■ What needs to be done ■
All of the data below is to be copied again without changes.

■ Supplied data ■
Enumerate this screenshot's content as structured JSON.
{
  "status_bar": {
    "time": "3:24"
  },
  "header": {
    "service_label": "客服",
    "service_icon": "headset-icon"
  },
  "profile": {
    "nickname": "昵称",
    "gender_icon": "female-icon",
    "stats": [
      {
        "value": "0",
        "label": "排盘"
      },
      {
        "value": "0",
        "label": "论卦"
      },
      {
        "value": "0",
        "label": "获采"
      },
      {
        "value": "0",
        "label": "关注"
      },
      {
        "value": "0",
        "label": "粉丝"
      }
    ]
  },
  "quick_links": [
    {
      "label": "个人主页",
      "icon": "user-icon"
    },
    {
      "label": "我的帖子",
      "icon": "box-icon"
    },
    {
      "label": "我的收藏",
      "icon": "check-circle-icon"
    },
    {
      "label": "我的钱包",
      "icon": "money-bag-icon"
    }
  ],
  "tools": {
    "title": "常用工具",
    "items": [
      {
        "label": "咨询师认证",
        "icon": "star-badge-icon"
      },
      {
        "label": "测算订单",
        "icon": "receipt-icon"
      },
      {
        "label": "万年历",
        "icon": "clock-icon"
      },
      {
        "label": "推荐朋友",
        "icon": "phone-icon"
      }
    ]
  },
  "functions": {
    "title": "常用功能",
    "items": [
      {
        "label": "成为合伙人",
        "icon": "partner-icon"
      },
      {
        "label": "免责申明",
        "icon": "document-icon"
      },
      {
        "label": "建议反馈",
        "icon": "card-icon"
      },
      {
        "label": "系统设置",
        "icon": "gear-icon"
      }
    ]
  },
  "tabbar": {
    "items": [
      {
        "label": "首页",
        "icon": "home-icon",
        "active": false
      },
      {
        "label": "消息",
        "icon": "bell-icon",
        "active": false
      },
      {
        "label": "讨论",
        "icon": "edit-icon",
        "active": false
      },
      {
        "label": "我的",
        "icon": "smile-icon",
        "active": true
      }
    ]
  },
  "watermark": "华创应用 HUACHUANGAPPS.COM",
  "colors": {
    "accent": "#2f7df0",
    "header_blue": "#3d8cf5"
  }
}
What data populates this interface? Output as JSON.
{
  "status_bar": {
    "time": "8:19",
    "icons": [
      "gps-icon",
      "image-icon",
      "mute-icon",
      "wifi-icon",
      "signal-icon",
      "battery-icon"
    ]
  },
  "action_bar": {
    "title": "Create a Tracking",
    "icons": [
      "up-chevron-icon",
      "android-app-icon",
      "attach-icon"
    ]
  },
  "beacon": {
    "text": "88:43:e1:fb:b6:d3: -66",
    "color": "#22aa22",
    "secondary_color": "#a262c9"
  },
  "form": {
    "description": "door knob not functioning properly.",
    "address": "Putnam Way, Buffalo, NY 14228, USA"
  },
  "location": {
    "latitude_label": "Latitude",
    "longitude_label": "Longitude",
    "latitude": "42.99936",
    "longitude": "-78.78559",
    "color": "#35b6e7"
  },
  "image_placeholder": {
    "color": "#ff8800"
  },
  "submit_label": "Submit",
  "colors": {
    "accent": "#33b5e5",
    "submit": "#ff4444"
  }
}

■ Task result ■
Enumerate this screenshot's content as structured JSON.
{
  "status_bar": {
    "time": "3:24"
  },
  "header": {
    "service_label": "客服",
    "service_icon": "headset-icon"
  },
  "profile": {
    "nickname": "昵称",
    "gender_icon": "female-icon",
    "stats": [
      {
        "value": "0",
        "label": "排盘"
      },
      {
        "value": "0",
        "label": "论卦"
      },
      {
        "value": "0",
        "label": "获采"
      },
      {
        "value": "0",
        "label": "关注"
      },
      {
        "value": "0",
        "label": "粉丝"
      }
    ]
  },
  "quick_links": [
    {
      "label": "个人主页",
      "icon": "user-icon"
    },
    {
      "label": "我的帖子",
      "icon": "box-icon"
    },
    {
      "label": "我的收藏",
      "icon": "check-circle-icon"
    },
    {
      "label": "我的钱包",
      "icon": "money-bag-icon"
    }
  ],
  "tools": {
    "title": "常用工具",
    "items": [
      {
        "label": "咨询师认证",
        "icon": "star-badge-icon"
      },
      {
        "label": "测算订单",
        "icon": "receipt-icon"
      },
      {
        "label": "万年历",
        "icon": "clock-icon"
      },
      {
        "label": "推荐朋友",
        "icon": "phone-icon"
      }
    ]
  },
  "functions": {
    "title": "常用功能",
    "items": [
      {
        "label": "成为合伙人",
        "icon": "partner-icon"
      },
      {
        "label": "免责申明",
        "icon": "document-icon"
      },
      {
        "label": "建议反馈",
        "icon": "card-icon"
      },
      {
        "label": "系统设置",
        "icon": "gear-icon"
      }
    ]
  },
  "tabbar": {
    "items": [
      {
        "label": "首页",
        "icon": "home-icon",
        "active": false
      },
      {
        "label": "消息",
        "icon": "bell-icon",
        "active": false
      },
      {
        "label": "讨论",
        "icon": "edit-icon",
        "active": false
      },
      {
        "label": "我的",
        "icon": "smile-icon",
        "active": true
      }
    ]
  },
  "watermark": "华创应用 HUACHUANGAPPS.COM",
  "colors": {
    "accent": "#2f7df0",
    "header_blue": "#3d8cf5"
  }
}
What data populates this interface? Output as JSON.
{
  "status_bar": {
    "time": "8:19",
    "icons": [
      "gps-icon",
      "image-icon",
      "mute-icon",
      "wifi-icon",
      "signal-icon",
      "battery-icon"
    ]
  },
  "action_bar": {
    "title": "Create a Tracking",
    "icons": [
      "up-chevron-icon",
      "android-app-icon",
      "attach-icon"
    ]
  },
  "beacon": {
    "text": "88:43:e1:fb:b6:d3: -66",
    "color": "#22aa22",
    "secondary_color": "#a262c9"
  },
  "form": {
    "description": "door knob not functioning properly.",
    "address": "Putnam Way, Buffalo, NY 14228, USA"
  },
  "location": {
    "latitude_label": "Latitude",
    "longitude_label": "Longitude",
    "latitude": "42.99936",
    "longitude": "-78.78559",
    "color": "#35b6e7"
  },
  "image_placeholder": {
    "color": "#ff8800"
  },
  "submit_label": "Submit",
  "colors": {
    "accent": "#33b5e5",
    "submit": "#ff4444"
  }
}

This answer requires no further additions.